Anyway, this isn’t a blog about Jesse Itzler, or even his wife, who’s a titan in her own right (I was going to edit “chick that started Spanx”, but I like the sound of the phrase too much). I only bring him up because the quote about being “where your feet are” is as perfect a summation of what I’m about to write as anything, and secondly, I realize now that if I’d been paying close attention earlier in the year when I stumbled on his wisdom, I might’ve saved myself a lot of trouble.
See, the thing is, I’ve been pressing. Pressing for months. And by pressing I mean forcing my books and my new brand down people’s throats. Damn the torpedoes and all that. I had been fairly hung up on this sense of prelude that’s permeating my writing career and New Bayou Books. A vague fantasy about some future group of readers who can’t wait for my next book, who write reviews, tell their friends, even watch my fairly lame videos of me talking . . . an image of a future reality in which I have readers who like my work and think I’m cool. You could’ve called it an obsession and you wouldn’t be far off the mark.
To be clear, this is exactly what I am working towards (though I’m not sure “cool” is still within my grasp). I want to find my audience, for sure. But the thing I realized earlier this week was, right now things are pretty good for me. If the final edits and art go as planned, my second book will be out by the end of next week, and that’s pretty rad. That’s two books published in less than a year.
Of course it’s been a lot of work just getting here, and of course there’s still a lot of work to be done. But the thing that changed the mental equation for me was one, realizing that there’s only so much I can do on the readership front, and more importantly, that I have gained that critical sense of traction on the writing front. That is, I kind of know how to go about writing books now.

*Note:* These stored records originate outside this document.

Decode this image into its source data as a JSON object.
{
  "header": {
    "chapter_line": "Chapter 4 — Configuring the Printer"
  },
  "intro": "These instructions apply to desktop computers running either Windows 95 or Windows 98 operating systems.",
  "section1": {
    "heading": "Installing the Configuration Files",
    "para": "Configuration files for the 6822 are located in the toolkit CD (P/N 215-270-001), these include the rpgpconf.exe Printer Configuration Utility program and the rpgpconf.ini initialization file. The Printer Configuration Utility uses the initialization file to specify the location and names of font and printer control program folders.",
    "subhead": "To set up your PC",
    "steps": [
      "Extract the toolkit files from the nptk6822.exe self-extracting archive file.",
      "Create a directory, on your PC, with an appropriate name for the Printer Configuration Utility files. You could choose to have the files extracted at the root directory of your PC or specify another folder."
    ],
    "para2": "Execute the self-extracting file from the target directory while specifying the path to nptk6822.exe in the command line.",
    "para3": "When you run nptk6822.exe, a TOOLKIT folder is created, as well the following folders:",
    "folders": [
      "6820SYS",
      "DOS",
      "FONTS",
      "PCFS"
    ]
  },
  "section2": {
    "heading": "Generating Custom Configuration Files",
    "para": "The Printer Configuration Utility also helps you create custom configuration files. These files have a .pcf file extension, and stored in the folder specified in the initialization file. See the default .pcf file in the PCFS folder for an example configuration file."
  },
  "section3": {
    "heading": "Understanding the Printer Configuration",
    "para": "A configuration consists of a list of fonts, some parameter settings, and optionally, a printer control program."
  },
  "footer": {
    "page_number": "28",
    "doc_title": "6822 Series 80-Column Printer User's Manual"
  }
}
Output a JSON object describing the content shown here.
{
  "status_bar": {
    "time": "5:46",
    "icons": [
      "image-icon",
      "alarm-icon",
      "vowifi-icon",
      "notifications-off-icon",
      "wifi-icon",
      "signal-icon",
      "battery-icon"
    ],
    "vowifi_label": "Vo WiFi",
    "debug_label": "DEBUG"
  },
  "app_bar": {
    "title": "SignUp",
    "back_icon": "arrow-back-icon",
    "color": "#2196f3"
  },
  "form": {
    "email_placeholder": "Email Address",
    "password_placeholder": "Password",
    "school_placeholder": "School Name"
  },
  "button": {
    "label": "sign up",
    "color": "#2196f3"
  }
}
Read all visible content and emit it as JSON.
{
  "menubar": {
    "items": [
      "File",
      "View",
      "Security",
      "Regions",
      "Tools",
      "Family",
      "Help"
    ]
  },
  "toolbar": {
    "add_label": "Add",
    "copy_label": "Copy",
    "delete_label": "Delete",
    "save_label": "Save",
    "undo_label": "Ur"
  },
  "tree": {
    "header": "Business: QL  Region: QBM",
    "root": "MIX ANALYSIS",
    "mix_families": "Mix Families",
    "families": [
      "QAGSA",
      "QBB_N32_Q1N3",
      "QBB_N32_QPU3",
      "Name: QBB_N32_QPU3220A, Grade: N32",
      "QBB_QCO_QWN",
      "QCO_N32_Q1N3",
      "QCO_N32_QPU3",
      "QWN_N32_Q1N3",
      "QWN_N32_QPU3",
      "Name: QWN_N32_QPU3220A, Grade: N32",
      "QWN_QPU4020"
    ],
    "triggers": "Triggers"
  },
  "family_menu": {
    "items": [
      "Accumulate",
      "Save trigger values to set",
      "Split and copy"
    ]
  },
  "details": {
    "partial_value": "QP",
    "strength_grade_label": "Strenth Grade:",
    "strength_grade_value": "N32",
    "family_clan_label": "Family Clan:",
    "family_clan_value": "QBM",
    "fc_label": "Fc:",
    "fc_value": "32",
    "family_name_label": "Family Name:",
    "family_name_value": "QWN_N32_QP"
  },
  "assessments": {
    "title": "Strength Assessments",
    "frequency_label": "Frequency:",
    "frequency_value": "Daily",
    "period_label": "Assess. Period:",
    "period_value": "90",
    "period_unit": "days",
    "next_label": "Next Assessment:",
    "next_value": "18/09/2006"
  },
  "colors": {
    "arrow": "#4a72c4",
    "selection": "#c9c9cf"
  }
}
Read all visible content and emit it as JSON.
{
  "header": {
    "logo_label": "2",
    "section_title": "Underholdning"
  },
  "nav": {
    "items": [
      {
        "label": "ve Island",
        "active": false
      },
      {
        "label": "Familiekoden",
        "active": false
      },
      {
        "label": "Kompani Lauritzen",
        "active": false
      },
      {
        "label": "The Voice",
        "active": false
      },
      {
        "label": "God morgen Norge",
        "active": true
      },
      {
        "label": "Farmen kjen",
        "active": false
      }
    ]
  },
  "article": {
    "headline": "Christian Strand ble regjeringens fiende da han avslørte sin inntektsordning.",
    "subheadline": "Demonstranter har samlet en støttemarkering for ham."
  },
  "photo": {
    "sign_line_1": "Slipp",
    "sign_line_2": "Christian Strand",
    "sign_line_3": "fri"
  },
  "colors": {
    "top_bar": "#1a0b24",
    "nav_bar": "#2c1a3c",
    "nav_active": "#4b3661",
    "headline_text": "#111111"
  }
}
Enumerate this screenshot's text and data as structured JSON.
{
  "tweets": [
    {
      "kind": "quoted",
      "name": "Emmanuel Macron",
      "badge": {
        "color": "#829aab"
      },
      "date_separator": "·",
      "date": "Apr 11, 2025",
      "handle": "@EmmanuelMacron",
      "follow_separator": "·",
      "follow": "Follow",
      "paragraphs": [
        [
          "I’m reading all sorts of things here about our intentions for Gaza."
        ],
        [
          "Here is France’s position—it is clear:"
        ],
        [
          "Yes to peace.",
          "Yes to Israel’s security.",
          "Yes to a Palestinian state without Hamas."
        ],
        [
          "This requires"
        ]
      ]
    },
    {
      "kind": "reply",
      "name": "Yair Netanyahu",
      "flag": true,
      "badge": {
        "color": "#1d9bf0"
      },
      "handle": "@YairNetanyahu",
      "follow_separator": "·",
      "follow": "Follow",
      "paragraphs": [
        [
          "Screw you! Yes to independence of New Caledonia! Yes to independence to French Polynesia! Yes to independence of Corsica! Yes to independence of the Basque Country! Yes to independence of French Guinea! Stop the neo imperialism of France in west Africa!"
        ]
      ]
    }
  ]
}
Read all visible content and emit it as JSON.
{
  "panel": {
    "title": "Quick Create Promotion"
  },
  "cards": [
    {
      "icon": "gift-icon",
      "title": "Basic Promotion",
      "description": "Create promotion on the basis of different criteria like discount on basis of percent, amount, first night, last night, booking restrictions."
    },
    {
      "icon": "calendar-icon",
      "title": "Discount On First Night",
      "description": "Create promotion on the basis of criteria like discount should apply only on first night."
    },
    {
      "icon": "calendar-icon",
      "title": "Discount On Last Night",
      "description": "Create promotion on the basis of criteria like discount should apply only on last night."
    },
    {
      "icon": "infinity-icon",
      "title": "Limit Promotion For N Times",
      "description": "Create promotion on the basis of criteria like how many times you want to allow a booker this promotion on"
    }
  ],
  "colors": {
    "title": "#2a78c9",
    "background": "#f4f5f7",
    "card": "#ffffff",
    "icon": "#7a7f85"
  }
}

Not that there isn’t still lots to learn, and not that there won’t be obstacles going forward. Of course there will be. But never mind those things, because I’m prepared for the kinks and the hard work . . . as best I can be, anyway. The real source of peace I found this week was in knowing that, now that I understand, at a basic level, my own process for writing new books, there’s no reason to be stressing over the fact that, for right now, not a lot of folks are reading the books.
I feel like I’m doing a bad job of explaining this, but perhaps there’s not really a better way. So let me just try to lay it out as plainly as I can, in terms of advice to myself. If you’re reading this, take it for what it’s worth . . . take it from someone who has spent perhaps too much intellectual and emotional energy fantasizing about a future state that will certainly never happen (at least not in the way I liked to envision it).
The writing of the books has to be enough for you. If you can’t be satisfied with your own work, with the process of writing new material, polishing it as best you can, and putting it out for others to discover, then you will never be satisfied. Yes, of course, you want people to read your stuff. But that’s serenity prayer territory. All you can do is put yourself into the writing and, only after that’s done, do some outreach and marketing in a way that feels right for you. That is all.
The only other thing to do is to get on with the rest of your life. For me that means spending time outside my office, participating in the lives of the people I love. And also, frankly, just doing other shit. Refinishing old tools I get cheap at the local flea markets. Practicing my French. Getting my scales down on the guitar. Running in the woods.
The sustainable path for a writer, I finally understand, is one in which the writing is just a component of the overall life. So instead of worrying about shit I don’t control, the trick now is to do other stuff I enjoy with people I love. In the end it might not be a recipe for a sustainable writing career, but then again, it might just be the perfect formula.